This week's BSI challenge comes from London Foodie in New York, who chose chocolate (what? no one had picked chocolate yet?!). I love chocolate in all forms -- cakes, cookies, bars, beverages -- but today, for once in my life, my sweet tooth was not clamoring for a treat. Plus, I figured there would be cakes and sweets aplenty. Therefore, I thought I'd sneak chocolate into something a little different: a chicken with mole.
Now, before people scream that this is not a traditional recipe, I know that it's not. I know this because a) it only took me 30 minutes to make instead of 3 hours; b) it only called for two types of peppers; and c) I was making it, which means it was automatically inauthentic. But what it is, is rich, complex, smooth and muy rico.

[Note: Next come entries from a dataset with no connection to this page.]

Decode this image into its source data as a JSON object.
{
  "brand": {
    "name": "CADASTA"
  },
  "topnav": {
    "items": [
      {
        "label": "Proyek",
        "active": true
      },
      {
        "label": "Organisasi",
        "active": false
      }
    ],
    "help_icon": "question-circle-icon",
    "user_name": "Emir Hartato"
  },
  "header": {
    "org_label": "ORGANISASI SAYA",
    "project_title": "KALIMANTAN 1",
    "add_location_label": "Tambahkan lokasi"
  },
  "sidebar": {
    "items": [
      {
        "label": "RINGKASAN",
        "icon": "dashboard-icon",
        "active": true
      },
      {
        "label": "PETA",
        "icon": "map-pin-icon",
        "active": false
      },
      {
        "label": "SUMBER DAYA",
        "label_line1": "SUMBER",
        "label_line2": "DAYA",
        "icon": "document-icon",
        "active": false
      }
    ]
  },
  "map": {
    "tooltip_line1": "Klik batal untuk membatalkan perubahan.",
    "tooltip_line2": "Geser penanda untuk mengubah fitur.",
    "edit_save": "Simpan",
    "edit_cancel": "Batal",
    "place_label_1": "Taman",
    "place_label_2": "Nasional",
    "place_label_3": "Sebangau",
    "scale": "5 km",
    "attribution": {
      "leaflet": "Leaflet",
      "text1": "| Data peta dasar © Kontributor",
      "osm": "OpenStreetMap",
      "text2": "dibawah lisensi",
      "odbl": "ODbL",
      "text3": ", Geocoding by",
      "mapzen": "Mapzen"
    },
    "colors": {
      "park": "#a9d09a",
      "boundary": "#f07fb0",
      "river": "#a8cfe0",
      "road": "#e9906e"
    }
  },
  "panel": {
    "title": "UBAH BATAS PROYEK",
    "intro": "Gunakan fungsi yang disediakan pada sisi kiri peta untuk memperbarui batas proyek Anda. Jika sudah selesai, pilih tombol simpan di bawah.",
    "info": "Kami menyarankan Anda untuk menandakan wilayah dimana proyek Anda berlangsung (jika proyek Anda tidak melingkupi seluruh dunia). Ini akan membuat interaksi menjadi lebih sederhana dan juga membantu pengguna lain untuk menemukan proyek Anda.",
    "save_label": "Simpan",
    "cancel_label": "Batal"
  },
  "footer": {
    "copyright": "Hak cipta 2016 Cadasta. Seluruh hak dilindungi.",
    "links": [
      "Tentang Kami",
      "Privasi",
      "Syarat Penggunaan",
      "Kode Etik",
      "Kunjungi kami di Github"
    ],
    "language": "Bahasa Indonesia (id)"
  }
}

For the uninitiated, mole -- which means sauce -- is a type of thick sauce (contrast guacamole with pico de gallo) from Mexico, and comes in a variety of combinations. These are differentiated by the types of peppers used, the nuts, spices, absence or presence of tomatoes or tomatillos, and too many other ingredients to discuss. They are unified by the fact that a true mole should have many ingredients and take hours to prepare. For the initiated, you know it's definitely worth the effort.
(A sample of the ingredients; they just looked so pretty)
I based my recipe on this one from Epicurious. It's probably closest to a mole poblano, but again I tempt fate by naming it as such when it's a streamlined version. I only made a few modifications. For example, I couldn't get my hands on the right peppers. But I figured I had several different kinds on hand: some fresh from the pot on my windowsill, some dried, and some chipotle flakes. Good enough for me. Also: I slightly decreased the amount of peppers used for my wee bit more sensitive taste buds. I didn't have Mexican chocolate, so I used a tablespoon of cinnamon which I added with the other spices. Finally, instead of simmering my chicken before shredding it, I browned my chicken thighs before baking them in the mole in the oven. I served them with black beans and rice, and I (almost) didn't miss having chocolate in my dessert.
Roast chicken thighs with mole
4-6 skin-on, bone-in chicken thighs depending on size
3 C. low-salt chicken broth
2 C. orange juice
1 1/4 pounds onions, sliced
1/2 C. sliced almonds
6 large garlic cloves, sliced
4 teaspoons cumin seeds
4 teaspoons coriander seeds
4 ounces dried pasilla chiles, stemmed, seeded, torn into 1-inch pieces, rinsed
1 ounce dried negro chiles, stemmed, seeded, torn into 1-inch pieces, rinsed
1/4 C. raisins
4 3 x 1/2-inch strips orange peel (orange part only)
1 1/2 teaspoons dried oregano
1 3.1-ounce disk Mexican chocolate, chopped
Heat 2 tablespoons oil in heavy large saucepan over medium-high heat. Add onions and sauté until golden brown, about 18 minutes. Reduce heat to medium. Add almonds, garlic, cumin, and coriander. Sauté until nuts and garlic begin to color, about 2 minutes. Add chiles and stir until beginning to soften, about 2 minutes.
Pour chicken stock and orange juice into saucepan with onion mixture. Add raisins, orange peel, and oregano to saucepan. Cover and simmer until chiles are very soft, stirring occasionally, about 30 minutes. Remove from heat; add chocolate. Let stand until chocolate melts and sauce mixture cools slightly, about 15 minutes.
Meanwhile, brown chicken in a pan, skin side down. Transfer to a baking dish just large enough to hold the thighs, and arrange in one layer, skin side up.
Working in small batches, transfer sauce mixture to blender and puree until smooth. Season sauce to taste with salt and pepper.
Spoon enough sauce into baking dish so that the chicken is sitting in the sauce, but the skin is still exposed. Bake in a 350 oven for about 30 minutes, until chicken is cooked through.
Serves 2, with a lot of leftover mole, which will keep in the freezer and is also excellent on other meats and fish or with enchiladas.